§ **Records shown**:

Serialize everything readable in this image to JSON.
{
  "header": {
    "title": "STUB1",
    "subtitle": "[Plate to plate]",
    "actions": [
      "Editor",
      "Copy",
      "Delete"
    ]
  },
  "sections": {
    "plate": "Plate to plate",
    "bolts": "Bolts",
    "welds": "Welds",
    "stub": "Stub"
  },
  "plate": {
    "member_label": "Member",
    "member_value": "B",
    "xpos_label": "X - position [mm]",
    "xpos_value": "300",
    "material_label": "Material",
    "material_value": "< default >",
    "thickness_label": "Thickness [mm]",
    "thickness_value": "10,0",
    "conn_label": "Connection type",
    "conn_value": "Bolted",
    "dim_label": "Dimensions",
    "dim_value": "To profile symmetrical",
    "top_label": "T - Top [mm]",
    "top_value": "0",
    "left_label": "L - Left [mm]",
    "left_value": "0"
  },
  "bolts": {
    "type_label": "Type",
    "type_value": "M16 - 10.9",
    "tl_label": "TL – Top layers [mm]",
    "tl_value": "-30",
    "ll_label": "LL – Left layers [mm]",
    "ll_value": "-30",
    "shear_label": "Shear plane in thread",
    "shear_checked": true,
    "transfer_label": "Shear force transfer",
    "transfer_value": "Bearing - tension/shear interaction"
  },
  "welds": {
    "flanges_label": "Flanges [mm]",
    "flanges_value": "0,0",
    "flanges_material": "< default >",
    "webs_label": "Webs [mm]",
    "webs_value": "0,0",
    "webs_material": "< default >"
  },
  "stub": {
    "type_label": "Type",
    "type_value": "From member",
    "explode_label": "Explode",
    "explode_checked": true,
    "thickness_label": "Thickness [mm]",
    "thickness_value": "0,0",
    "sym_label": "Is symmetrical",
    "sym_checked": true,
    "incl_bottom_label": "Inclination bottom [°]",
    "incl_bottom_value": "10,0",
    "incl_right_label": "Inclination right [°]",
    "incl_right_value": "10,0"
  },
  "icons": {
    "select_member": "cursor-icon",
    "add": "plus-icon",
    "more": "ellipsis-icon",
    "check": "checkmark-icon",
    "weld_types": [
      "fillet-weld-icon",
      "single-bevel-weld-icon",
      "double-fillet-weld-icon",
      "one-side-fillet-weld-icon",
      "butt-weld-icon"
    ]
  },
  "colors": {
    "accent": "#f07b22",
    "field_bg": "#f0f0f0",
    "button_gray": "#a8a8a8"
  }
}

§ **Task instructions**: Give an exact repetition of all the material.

§ **Answer box**:
Serialize everything readable in this image to JSON.
{
  "header": {
    "title": "STUB1",
    "subtitle": "[Plate to plate]",
    "actions": [
      "Editor",
      "Copy",
      "Delete"
    ]
  },
  "sections": {
    "plate": "Plate to plate",
    "bolts": "Bolts",
    "welds": "Welds",
    "stub": "Stub"
  },
  "plate": {
    "member_label": "Member",
    "member_value": "B",
    "xpos_label": "X - position [mm]",
    "xpos_value": "300",
    "material_label": "Material",
    "material_value": "< default >",
    "thickness_label": "Thickness [mm]",
    "thickness_value": "10,0",
    "conn_label": "Connection type",
    "conn_value": "Bolted",
    "dim_label": "Dimensions",
    "dim_value": "To profile symmetrical",
    "top_label": "T - Top [mm]",
    "top_value": "0",
    "left_label": "L - Left [mm]",
    "left_value": "0"
  },
  "bolts": {
    "type_label": "Type",
    "type_value": "M16 - 10.9",
    "tl_label": "TL – Top layers [mm]",
    "tl_value": "-30",
    "ll_label": "LL – Left layers [mm]",
    "ll_value": "-30",
    "shear_label": "Shear plane in thread",
    "shear_checked": true,
    "transfer_label": "Shear force transfer",
    "transfer_value": "Bearing - tension/shear interaction"
  },
  "welds": {
    "flanges_label": "Flanges [mm]",
    "flanges_value": "0,0",
    "flanges_material": "< default >",
    "webs_label": "Webs [mm]",
    "webs_value": "0,0",
    "webs_material": "< default >"
  },
  "stub": {
    "type_label": "Type",
    "type_value": "From member",
    "explode_label": "Explode",
    "explode_checked": true,
    "thickness_label": "Thickness [mm]",
    "thickness_value": "0,0",
    "sym_label": "Is symmetrical",
    "sym_checked": true,
    "incl_bottom_label": "Inclination bottom [°]",
    "incl_bottom_value": "10,0",
    "incl_right_label": "Inclination right [°]",
    "incl_right_value": "10,0"
  },
  "icons": {
    "select_member": "cursor-icon",
    "add": "plus-icon",
    "more": "ellipsis-icon",
    "check": "checkmark-icon",
    "weld_types": [
      "fillet-weld-icon",
      "single-bevel-weld-icon",
      "double-fillet-weld-icon",
      "one-side-fillet-weld-icon",
      "butt-weld-icon"
    ]
  },
  "colors": {
    "accent": "#f07b22",
    "field_bg": "#f0f0f0",
    "button_gray": "#a8a8a8"
  }
}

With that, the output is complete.